How to complete this task
What lines in the listing below hold the string "шрифта"? Please copy them out.

Records for the exercise
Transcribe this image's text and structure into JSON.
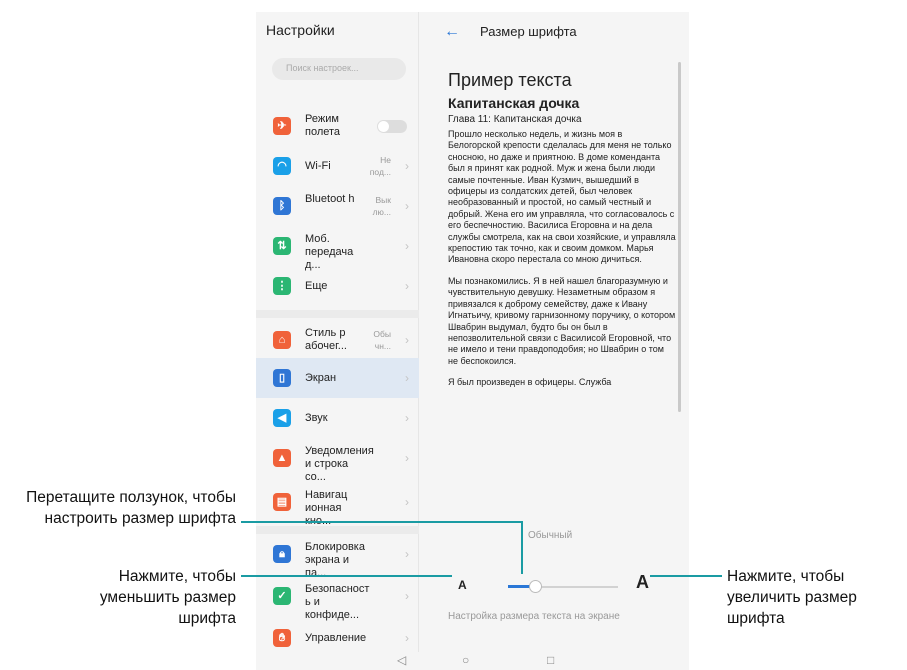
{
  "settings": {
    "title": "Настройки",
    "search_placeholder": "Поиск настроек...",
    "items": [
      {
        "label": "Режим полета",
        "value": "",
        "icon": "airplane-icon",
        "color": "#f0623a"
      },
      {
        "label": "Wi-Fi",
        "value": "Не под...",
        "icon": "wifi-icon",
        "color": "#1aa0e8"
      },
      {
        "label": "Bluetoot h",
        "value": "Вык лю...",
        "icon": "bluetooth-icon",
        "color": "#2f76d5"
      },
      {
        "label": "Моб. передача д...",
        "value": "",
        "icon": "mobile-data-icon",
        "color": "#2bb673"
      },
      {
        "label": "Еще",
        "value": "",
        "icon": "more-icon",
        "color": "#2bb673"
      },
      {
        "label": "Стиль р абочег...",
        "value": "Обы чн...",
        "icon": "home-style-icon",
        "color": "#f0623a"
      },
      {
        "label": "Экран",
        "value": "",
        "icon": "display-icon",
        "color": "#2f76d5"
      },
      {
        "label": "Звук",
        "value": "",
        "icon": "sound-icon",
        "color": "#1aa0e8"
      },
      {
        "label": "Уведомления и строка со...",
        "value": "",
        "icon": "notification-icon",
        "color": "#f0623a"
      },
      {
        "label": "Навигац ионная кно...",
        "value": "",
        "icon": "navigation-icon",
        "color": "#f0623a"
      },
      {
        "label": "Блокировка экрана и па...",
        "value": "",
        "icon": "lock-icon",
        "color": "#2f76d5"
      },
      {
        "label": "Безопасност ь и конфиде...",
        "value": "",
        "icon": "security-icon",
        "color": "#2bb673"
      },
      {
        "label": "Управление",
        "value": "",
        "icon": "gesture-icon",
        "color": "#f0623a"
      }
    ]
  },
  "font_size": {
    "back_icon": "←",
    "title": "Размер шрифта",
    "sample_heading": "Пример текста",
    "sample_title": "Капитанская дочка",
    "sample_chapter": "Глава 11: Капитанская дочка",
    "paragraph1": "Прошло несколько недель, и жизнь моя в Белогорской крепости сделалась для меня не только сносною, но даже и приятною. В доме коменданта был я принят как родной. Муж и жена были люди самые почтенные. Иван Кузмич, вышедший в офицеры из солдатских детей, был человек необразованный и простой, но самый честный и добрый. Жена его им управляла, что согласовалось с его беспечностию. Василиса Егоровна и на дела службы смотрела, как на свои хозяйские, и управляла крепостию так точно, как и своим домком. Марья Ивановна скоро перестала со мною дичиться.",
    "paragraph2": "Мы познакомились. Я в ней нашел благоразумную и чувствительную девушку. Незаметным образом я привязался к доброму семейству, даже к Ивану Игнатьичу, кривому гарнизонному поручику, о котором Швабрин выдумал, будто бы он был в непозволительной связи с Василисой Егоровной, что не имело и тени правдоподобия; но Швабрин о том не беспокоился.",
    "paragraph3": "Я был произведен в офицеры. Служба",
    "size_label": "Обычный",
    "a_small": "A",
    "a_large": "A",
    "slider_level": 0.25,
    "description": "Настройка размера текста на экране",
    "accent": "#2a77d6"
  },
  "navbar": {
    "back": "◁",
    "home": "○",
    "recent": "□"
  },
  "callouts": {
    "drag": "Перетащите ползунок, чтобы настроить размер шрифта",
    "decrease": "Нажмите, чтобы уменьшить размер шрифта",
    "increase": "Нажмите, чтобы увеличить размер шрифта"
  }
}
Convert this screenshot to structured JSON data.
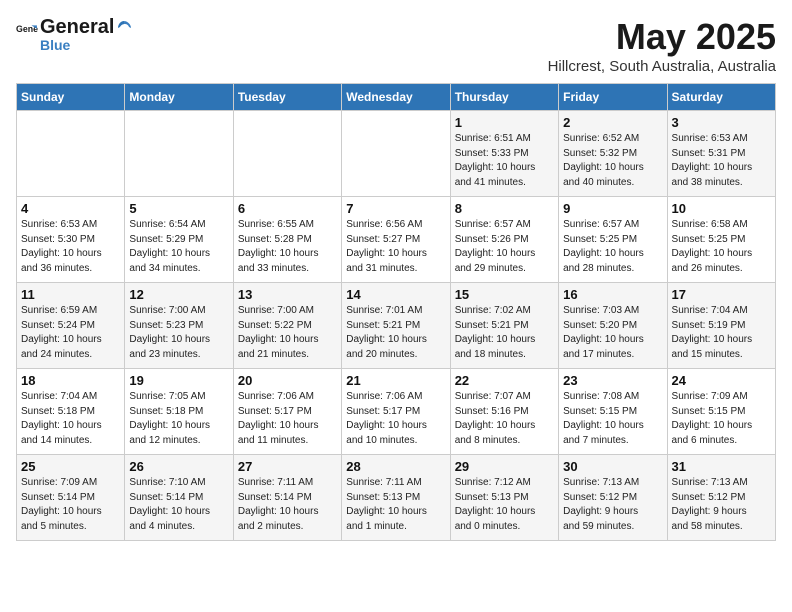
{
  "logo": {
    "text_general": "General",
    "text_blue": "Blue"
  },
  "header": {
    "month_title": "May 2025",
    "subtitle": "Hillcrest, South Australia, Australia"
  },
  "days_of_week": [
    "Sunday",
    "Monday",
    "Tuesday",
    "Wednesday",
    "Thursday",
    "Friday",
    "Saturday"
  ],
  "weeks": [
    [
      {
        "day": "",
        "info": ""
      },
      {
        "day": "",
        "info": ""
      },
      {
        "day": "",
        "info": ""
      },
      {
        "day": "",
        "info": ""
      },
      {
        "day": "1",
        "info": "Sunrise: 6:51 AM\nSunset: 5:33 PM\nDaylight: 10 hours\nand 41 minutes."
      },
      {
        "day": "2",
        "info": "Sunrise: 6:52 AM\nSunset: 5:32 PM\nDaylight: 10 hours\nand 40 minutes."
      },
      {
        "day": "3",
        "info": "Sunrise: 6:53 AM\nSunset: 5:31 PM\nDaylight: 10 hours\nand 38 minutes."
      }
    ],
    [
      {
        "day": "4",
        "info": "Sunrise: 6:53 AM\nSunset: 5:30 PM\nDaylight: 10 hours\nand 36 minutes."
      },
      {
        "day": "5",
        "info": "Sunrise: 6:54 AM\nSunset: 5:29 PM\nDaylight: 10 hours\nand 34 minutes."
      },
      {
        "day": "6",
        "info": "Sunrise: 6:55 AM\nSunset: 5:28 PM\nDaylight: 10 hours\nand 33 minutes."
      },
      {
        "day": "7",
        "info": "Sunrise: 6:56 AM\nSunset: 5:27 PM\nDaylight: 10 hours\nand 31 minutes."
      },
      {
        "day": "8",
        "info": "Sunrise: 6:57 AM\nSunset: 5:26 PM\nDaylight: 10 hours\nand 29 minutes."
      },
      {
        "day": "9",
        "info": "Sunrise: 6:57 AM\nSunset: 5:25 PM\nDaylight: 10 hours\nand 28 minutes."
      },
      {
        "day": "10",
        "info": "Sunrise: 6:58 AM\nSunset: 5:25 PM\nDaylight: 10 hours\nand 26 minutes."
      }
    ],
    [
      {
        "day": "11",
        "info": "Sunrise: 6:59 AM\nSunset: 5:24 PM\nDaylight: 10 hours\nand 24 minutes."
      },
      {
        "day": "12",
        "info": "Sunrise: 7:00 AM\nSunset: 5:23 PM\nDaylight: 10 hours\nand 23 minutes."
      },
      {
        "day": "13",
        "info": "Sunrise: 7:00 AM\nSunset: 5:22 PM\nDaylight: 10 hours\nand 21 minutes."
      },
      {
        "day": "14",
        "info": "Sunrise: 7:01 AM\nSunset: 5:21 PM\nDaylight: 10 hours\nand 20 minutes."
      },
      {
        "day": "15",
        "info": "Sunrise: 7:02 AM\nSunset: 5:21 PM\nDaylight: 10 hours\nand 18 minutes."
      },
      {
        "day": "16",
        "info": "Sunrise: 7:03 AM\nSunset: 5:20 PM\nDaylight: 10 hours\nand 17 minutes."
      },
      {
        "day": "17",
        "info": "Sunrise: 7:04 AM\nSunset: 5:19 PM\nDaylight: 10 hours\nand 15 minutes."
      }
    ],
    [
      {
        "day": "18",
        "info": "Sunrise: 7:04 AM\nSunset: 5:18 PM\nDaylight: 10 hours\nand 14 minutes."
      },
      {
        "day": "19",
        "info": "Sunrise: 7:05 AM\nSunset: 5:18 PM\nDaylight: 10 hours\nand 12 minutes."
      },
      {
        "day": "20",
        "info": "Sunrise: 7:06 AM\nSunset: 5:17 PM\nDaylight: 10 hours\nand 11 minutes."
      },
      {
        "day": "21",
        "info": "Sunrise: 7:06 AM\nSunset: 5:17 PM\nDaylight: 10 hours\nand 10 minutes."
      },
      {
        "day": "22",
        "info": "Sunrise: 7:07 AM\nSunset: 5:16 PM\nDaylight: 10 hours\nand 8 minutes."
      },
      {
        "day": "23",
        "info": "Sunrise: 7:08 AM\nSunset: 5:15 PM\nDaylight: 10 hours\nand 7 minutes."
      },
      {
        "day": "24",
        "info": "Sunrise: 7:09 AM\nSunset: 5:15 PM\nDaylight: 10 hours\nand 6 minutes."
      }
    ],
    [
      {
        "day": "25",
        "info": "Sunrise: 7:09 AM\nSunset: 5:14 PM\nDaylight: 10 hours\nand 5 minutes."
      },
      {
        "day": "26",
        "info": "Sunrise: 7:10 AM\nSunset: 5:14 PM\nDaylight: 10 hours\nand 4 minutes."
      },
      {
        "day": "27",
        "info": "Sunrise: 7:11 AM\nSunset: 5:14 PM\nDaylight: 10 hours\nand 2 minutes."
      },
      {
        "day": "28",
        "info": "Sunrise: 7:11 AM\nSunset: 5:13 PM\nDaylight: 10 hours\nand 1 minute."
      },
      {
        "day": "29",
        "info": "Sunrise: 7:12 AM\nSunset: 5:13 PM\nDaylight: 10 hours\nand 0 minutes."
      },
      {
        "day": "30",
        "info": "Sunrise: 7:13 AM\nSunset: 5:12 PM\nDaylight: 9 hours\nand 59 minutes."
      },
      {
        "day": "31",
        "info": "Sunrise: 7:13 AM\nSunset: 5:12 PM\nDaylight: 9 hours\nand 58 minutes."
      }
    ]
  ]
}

Answer section
    "title": "Размер шрифта",
    "drag": "Перетащите ползунок, чтобы настроить размер шрифта",
    "decrease": "Нажмите, чтобы уменьшить размер шрифта",
    "increase": "Нажмите, чтобы увеличить размер шрифта"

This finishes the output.